Among patients who had not undergone rehabilitation, 16.9% died from cardiac causes. These patients were also more likely to develop diabetes (41.3% vs 33.7%; P=.002), arterial hypertension (89.2% vs 85.3%; P= .017), or peripheral arterial occlusive disease (15.3% vs 9.8%; P=.002) than those who had undergone rehabilitation.
Notably, of the 727 patients for whom rehabilitation was approved, 175 did not participate. The study authors believe the main reason for this was likely patients’ own decisions to decline.
This study examined data from the federal state of Saxony-Anhalt in former East Germany, finding a much lower rate of rehabilitation participation among hospitalized CHD patients there (28.9%) than in previous studies of CHD patients elsewhere in Germany (average participation of at least 51%).
Saxony-Anhalt has the highest level of myocardial infarction mortality in Germany at 104 per 100,000 people per year, compared to the lowest level in Bremen at 35 per 100,000 people per year.
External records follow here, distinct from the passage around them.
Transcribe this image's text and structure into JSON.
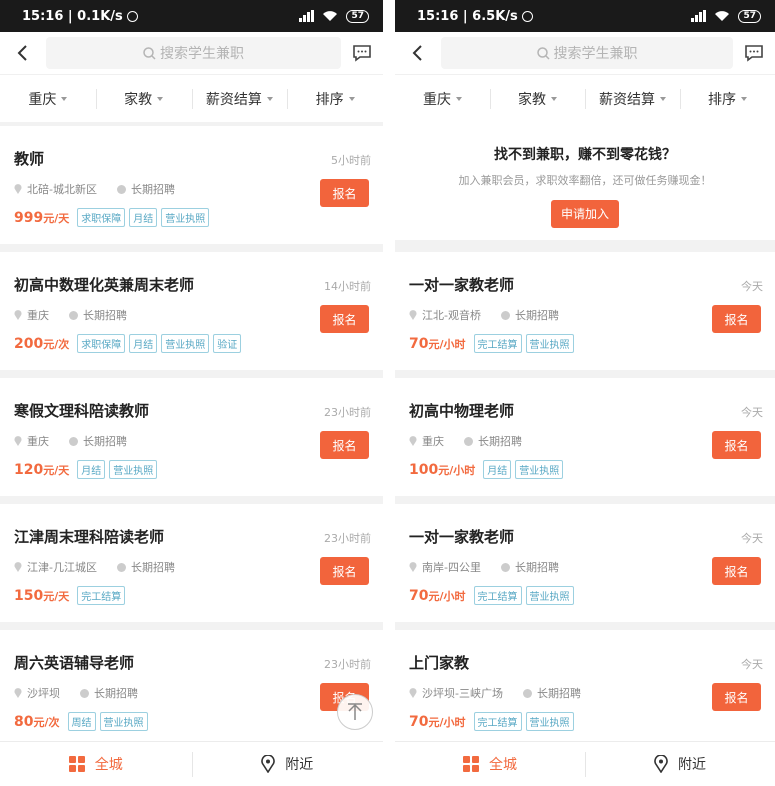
{
  "colors": {
    "accent": "#f2643c",
    "tag": "#58a8c4",
    "status_bar": "#1a1a1a"
  },
  "left": {
    "status": {
      "time": "15:16 | 0.1K/s",
      "battery": "57"
    },
    "search": {
      "placeholder": "搜索学生兼职"
    },
    "filters": [
      "重庆",
      "家教",
      "薪资结算",
      "排序"
    ],
    "jobs": [
      {
        "title": "教师",
        "time": "5小时前",
        "location": "北碚-城北新区",
        "recruit": "长期招聘",
        "salary": "999",
        "unit": "元/天",
        "tags": [
          "求职保障",
          "月结",
          "营业执照"
        ],
        "apply": "报名"
      },
      {
        "title": "初高中数理化英兼周末老师",
        "time": "14小时前",
        "location": "重庆",
        "recruit": "长期招聘",
        "salary": "200",
        "unit": "元/次",
        "tags": [
          "求职保障",
          "月结",
          "营业执照",
          "验证"
        ],
        "apply": "报名"
      },
      {
        "title": "寒假文理科陪读教师",
        "time": "23小时前",
        "location": "重庆",
        "recruit": "长期招聘",
        "salary": "120",
        "unit": "元/天",
        "tags": [
          "月结",
          "营业执照"
        ],
        "apply": "报名"
      },
      {
        "title": "江津周末理科陪读老师",
        "time": "23小时前",
        "location": "江津-几江城区",
        "recruit": "长期招聘",
        "salary": "150",
        "unit": "元/天",
        "tags": [
          "完工结算"
        ],
        "apply": "报名"
      },
      {
        "title": "周六英语辅导老师",
        "time": "23小时前",
        "location": "沙坪坝",
        "recruit": "长期招聘",
        "salary": "80",
        "unit": "元/次",
        "tags": [
          "周结",
          "营业执照"
        ],
        "apply": "报名"
      }
    ],
    "nav": {
      "all_city": "全城",
      "nearby": "附近"
    }
  },
  "right": {
    "status": {
      "time": "15:16 | 6.5K/s",
      "battery": "57"
    },
    "search": {
      "placeholder": "搜索学生兼职"
    },
    "filters": [
      "重庆",
      "家教",
      "薪资结算",
      "排序"
    ],
    "promo": {
      "title": "找不到兼职，赚不到零花钱？",
      "subtitle": "加入兼职会员，求职效率翻倍，还可做任务赚现金！",
      "button": "申请加入"
    },
    "jobs": [
      {
        "title": "一对一家教老师",
        "time": "今天",
        "location": "江北-观音桥",
        "recruit": "长期招聘",
        "salary": "70",
        "unit": "元/小时",
        "tags": [
          "完工结算",
          "营业执照"
        ],
        "apply": "报名"
      },
      {
        "title": "初高中物理老师",
        "time": "今天",
        "location": "重庆",
        "recruit": "长期招聘",
        "salary": "100",
        "unit": "元/小时",
        "tags": [
          "月结",
          "营业执照"
        ],
        "apply": "报名"
      },
      {
        "title": "一对一家教老师",
        "time": "今天",
        "location": "南岸-四公里",
        "recruit": "长期招聘",
        "salary": "70",
        "unit": "元/小时",
        "tags": [
          "完工结算",
          "营业执照"
        ],
        "apply": "报名"
      },
      {
        "title": "上门家教",
        "time": "今天",
        "location": "沙坪坝-三峡广场",
        "recruit": "长期招聘",
        "salary": "70",
        "unit": "元/小时",
        "tags": [
          "完工结算",
          "营业执照"
        ],
        "apply": "报名"
      }
    ],
    "nav": {
      "all_city": "全城",
      "nearby": "附近"
    }
  }
}
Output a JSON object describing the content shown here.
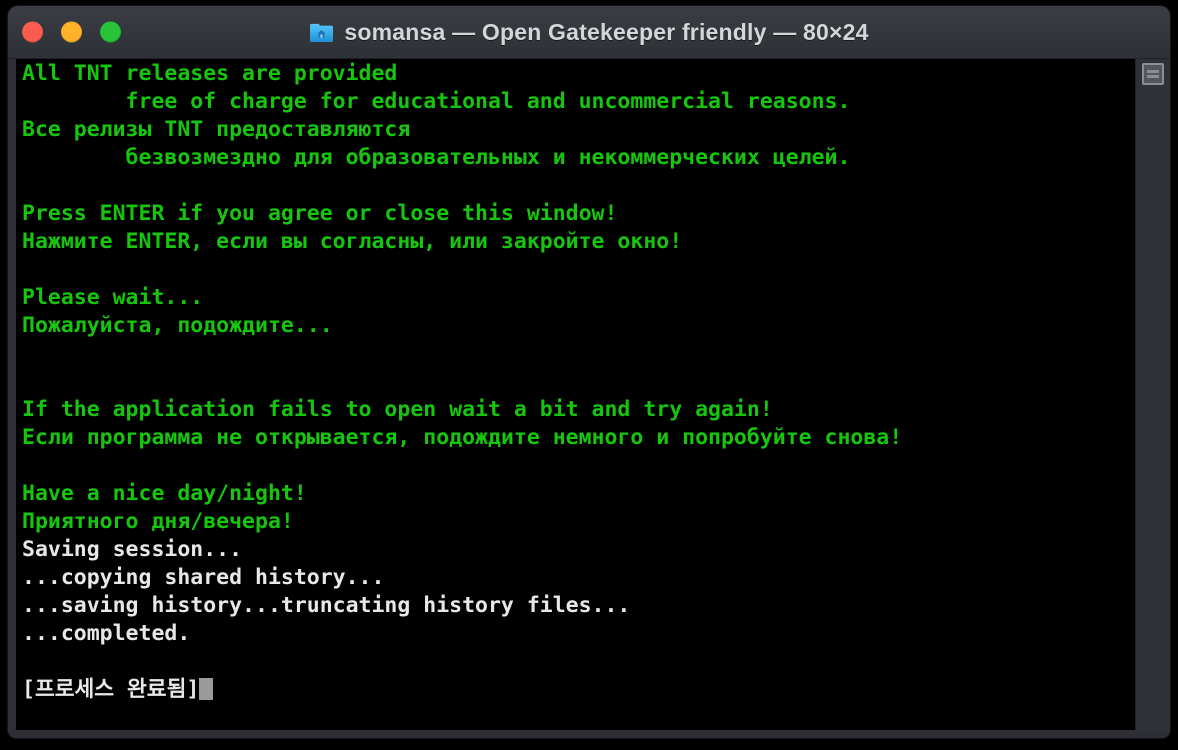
{
  "window": {
    "title": "somansa — Open Gatekeeper friendly — 80×24",
    "icon": "home-folder-icon",
    "controls": {
      "close_label": "",
      "minimize_label": "",
      "zoom_label": ""
    }
  },
  "colors": {
    "terminal_background": "#000000",
    "green_text": "#16c60c",
    "white_text": "#e8e8e8",
    "titlebar_background": "#33363b",
    "title_text": "#d4d6d9",
    "close_button": "#fc5b52",
    "minimize_button": "#feb32b",
    "zoom_button": "#27c43a",
    "cursor": "#9a9a9a"
  },
  "terminal": {
    "cols": 80,
    "rows": 24,
    "lines": [
      {
        "text": "All TNT releases are provided",
        "color": "green"
      },
      {
        "text": "        free of charge for educational and uncommercial reasons.",
        "color": "green"
      },
      {
        "text": "Все релизы TNT предоставляются",
        "color": "green"
      },
      {
        "text": "        безвозмездно для образовательных и некоммерческих целей.",
        "color": "green"
      },
      {
        "text": "",
        "color": "green"
      },
      {
        "text": "Press ENTER if you agree or close this window!",
        "color": "green"
      },
      {
        "text": "Нажмите ENTER, если вы согласны, или закройте окно!",
        "color": "green"
      },
      {
        "text": "",
        "color": "green"
      },
      {
        "text": "Please wait...",
        "color": "green"
      },
      {
        "text": "Пожалуйста, подождите...",
        "color": "green"
      },
      {
        "text": "",
        "color": "green"
      },
      {
        "text": "",
        "color": "green"
      },
      {
        "text": "If the application fails to open wait a bit and try again!",
        "color": "green"
      },
      {
        "text": "Если программа не открывается, подождите немного и попробуйте снова!",
        "color": "green"
      },
      {
        "text": "",
        "color": "green"
      },
      {
        "text": "Have a nice day/night!",
        "color": "green"
      },
      {
        "text": "Приятного дня/вечера!",
        "color": "green"
      },
      {
        "text": "Saving session...",
        "color": "white"
      },
      {
        "text": "...copying shared history...",
        "color": "white"
      },
      {
        "text": "...saving history...truncating history files...",
        "color": "white"
      },
      {
        "text": "...completed.",
        "color": "white"
      },
      {
        "text": "",
        "color": "white"
      },
      {
        "text": "[프로세스 완료됨]",
        "color": "white",
        "cursor": true
      }
    ]
  },
  "scrollbar": {
    "thumb_label": "scroll-marker"
  }
}
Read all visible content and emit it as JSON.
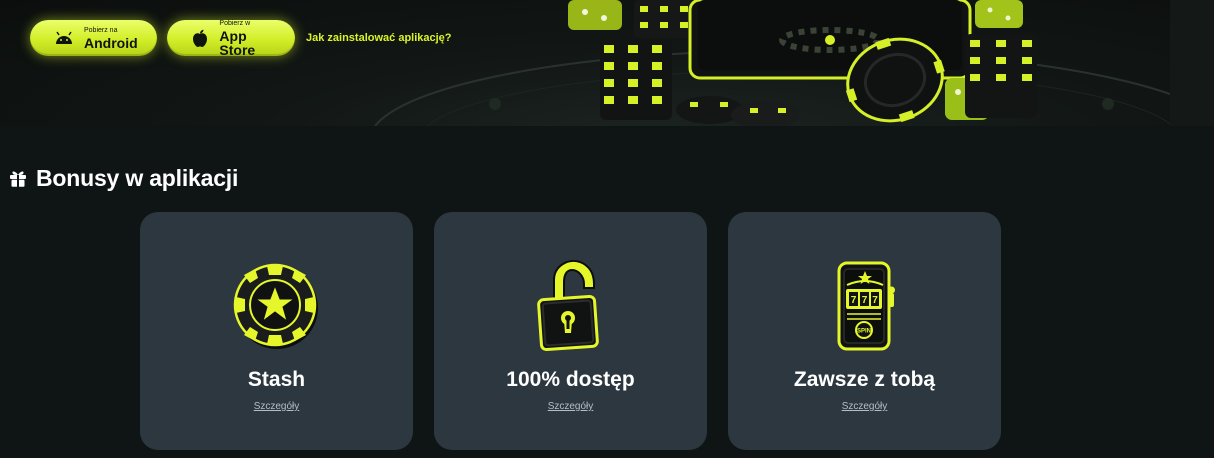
{
  "hero": {
    "android_button": {
      "small": "Pobierz na",
      "big": "Android",
      "icon": "android-icon"
    },
    "appstore_button": {
      "small": "Pobierz w",
      "big": "App Store",
      "icon": "apple-icon"
    },
    "howto_link": "Jak zainstalować aplikację?"
  },
  "bonuses": {
    "title": "Bonusy w aplikacji",
    "icon": "gift-icon",
    "cards": [
      {
        "title": "Stash",
        "link": "Szczegóły",
        "icon": "poker-chip-star-icon"
      },
      {
        "title": "100% dostęp",
        "link": "Szczegóły",
        "icon": "open-padlock-icon"
      },
      {
        "title": "Zawsze z tobą",
        "link": "Szczegóły",
        "icon": "phone-slot-icon",
        "icon_text": "SPIN"
      }
    ]
  },
  "colors": {
    "accent": "#d6f028",
    "background": "#0f1414",
    "card": "#2c3740",
    "link": "#b6bec4"
  }
}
Saxony-Anhalt is also the federal state with the highest levels of traditional CHD risk factors, such as diabetes, arterial hypertension, obesity, and smoking.
“If one assumes that the low rehabilitation participation rate observed here can be extrapolated to the entire federal state of Saxony-Anhalt, and that rehabilitation participation rates are higher in other states, this may explain why cardiac mortality in Saxony-Anhalt is higher than in Germany as a whole,” the researchers wrote.
These findings suggest that rehabilitation after hospitalization due to heart disease may significantly improve patient outcomes.
Schlitt A, Wischmann P, Wienke A, et al. Rehabilitation in Patients With Coronary Heart Disease—participation and its effect on prognosis. Dtsch Arztebl Int. 2015; 112:527-534.